Learning by Doing and Spillovers: Further Evidence for the Semiconductor Industry
Learning spillovers in the production of EPROMs are investigated. It turns out that spillovers are significant, even though internal learning is the predominant source of learning. Concerning external learning, it does not appear to particularly matter whether this comes from domestic rivals or foreign companies. There is some indication that Japanese companies have a steeper learning curve and with some generations are better able to appropriate external learning from foreigners. Intergenerational learning is pervasive, which seems to provide competitive advantages to first movers. It could explain the persistence of leadership of Intel in this industry across a series of generations. Moreover, it could deliver scope for policy intervention.

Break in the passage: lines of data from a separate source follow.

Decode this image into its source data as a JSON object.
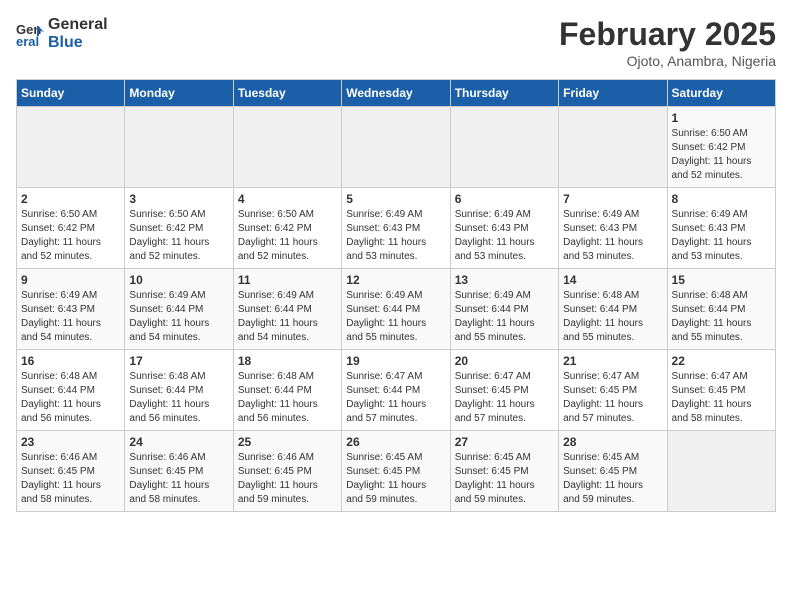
{
  "logo": {
    "line1": "General",
    "line2": "Blue"
  },
  "title": "February 2025",
  "subtitle": "Ojoto, Anambra, Nigeria",
  "headers": [
    "Sunday",
    "Monday",
    "Tuesday",
    "Wednesday",
    "Thursday",
    "Friday",
    "Saturday"
  ],
  "weeks": [
    [
      {
        "day": "",
        "info": ""
      },
      {
        "day": "",
        "info": ""
      },
      {
        "day": "",
        "info": ""
      },
      {
        "day": "",
        "info": ""
      },
      {
        "day": "",
        "info": ""
      },
      {
        "day": "",
        "info": ""
      },
      {
        "day": "1",
        "info": "Sunrise: 6:50 AM\nSunset: 6:42 PM\nDaylight: 11 hours\nand 52 minutes."
      }
    ],
    [
      {
        "day": "2",
        "info": "Sunrise: 6:50 AM\nSunset: 6:42 PM\nDaylight: 11 hours\nand 52 minutes."
      },
      {
        "day": "3",
        "info": "Sunrise: 6:50 AM\nSunset: 6:42 PM\nDaylight: 11 hours\nand 52 minutes."
      },
      {
        "day": "4",
        "info": "Sunrise: 6:50 AM\nSunset: 6:42 PM\nDaylight: 11 hours\nand 52 minutes."
      },
      {
        "day": "5",
        "info": "Sunrise: 6:49 AM\nSunset: 6:43 PM\nDaylight: 11 hours\nand 53 minutes."
      },
      {
        "day": "6",
        "info": "Sunrise: 6:49 AM\nSunset: 6:43 PM\nDaylight: 11 hours\nand 53 minutes."
      },
      {
        "day": "7",
        "info": "Sunrise: 6:49 AM\nSunset: 6:43 PM\nDaylight: 11 hours\nand 53 minutes."
      },
      {
        "day": "8",
        "info": "Sunrise: 6:49 AM\nSunset: 6:43 PM\nDaylight: 11 hours\nand 53 minutes."
      }
    ],
    [
      {
        "day": "9",
        "info": "Sunrise: 6:49 AM\nSunset: 6:43 PM\nDaylight: 11 hours\nand 54 minutes."
      },
      {
        "day": "10",
        "info": "Sunrise: 6:49 AM\nSunset: 6:44 PM\nDaylight: 11 hours\nand 54 minutes."
      },
      {
        "day": "11",
        "info": "Sunrise: 6:49 AM\nSunset: 6:44 PM\nDaylight: 11 hours\nand 54 minutes."
      },
      {
        "day": "12",
        "info": "Sunrise: 6:49 AM\nSunset: 6:44 PM\nDaylight: 11 hours\nand 55 minutes."
      },
      {
        "day": "13",
        "info": "Sunrise: 6:49 AM\nSunset: 6:44 PM\nDaylight: 11 hours\nand 55 minutes."
      },
      {
        "day": "14",
        "info": "Sunrise: 6:48 AM\nSunset: 6:44 PM\nDaylight: 11 hours\nand 55 minutes."
      },
      {
        "day": "15",
        "info": "Sunrise: 6:48 AM\nSunset: 6:44 PM\nDaylight: 11 hours\nand 55 minutes."
      }
    ],
    [
      {
        "day": "16",
        "info": "Sunrise: 6:48 AM\nSunset: 6:44 PM\nDaylight: 11 hours\nand 56 minutes."
      },
      {
        "day": "17",
        "info": "Sunrise: 6:48 AM\nSunset: 6:44 PM\nDaylight: 11 hours\nand 56 minutes."
      },
      {
        "day": "18",
        "info": "Sunrise: 6:48 AM\nSunset: 6:44 PM\nDaylight: 11 hours\nand 56 minutes."
      },
      {
        "day": "19",
        "info": "Sunrise: 6:47 AM\nSunset: 6:44 PM\nDaylight: 11 hours\nand 57 minutes."
      },
      {
        "day": "20",
        "info": "Sunrise: 6:47 AM\nSunset: 6:45 PM\nDaylight: 11 hours\nand 57 minutes."
      },
      {
        "day": "21",
        "info": "Sunrise: 6:47 AM\nSunset: 6:45 PM\nDaylight: 11 hours\nand 57 minutes."
      },
      {
        "day": "22",
        "info": "Sunrise: 6:47 AM\nSunset: 6:45 PM\nDaylight: 11 hours\nand 58 minutes."
      }
    ],
    [
      {
        "day": "23",
        "info": "Sunrise: 6:46 AM\nSunset: 6:45 PM\nDaylight: 11 hours\nand 58 minutes."
      },
      {
        "day": "24",
        "info": "Sunrise: 6:46 AM\nSunset: 6:45 PM\nDaylight: 11 hours\nand 58 minutes."
      },
      {
        "day": "25",
        "info": "Sunrise: 6:46 AM\nSunset: 6:45 PM\nDaylight: 11 hours\nand 59 minutes."
      },
      {
        "day": "26",
        "info": "Sunrise: 6:45 AM\nSunset: 6:45 PM\nDaylight: 11 hours\nand 59 minutes."
      },
      {
        "day": "27",
        "info": "Sunrise: 6:45 AM\nSunset: 6:45 PM\nDaylight: 11 hours\nand 59 minutes."
      },
      {
        "day": "28",
        "info": "Sunrise: 6:45 AM\nSunset: 6:45 PM\nDaylight: 11 hours\nand 59 minutes."
      },
      {
        "day": "",
        "info": ""
      }
    ]
  ]
}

If you experience problems downloading a file, check if you have the proper application to view it first. In case of further problems read the IDEAS help page. Note that these files are not on the IDEAS site. Please be patient as the files may be large.
As the access to this document is restricted, you may want to look for a different version under "Related research" (further below) or search for a different version of it.
Volume (Year): 13 (1998)
Issue (Month): 6 (December)
|Contact details of provider:|| Web page: http://www.springer.com|
|Order Information:||Web: http://www.springer.com/economics/industrial+organization/journal/11151/PS2|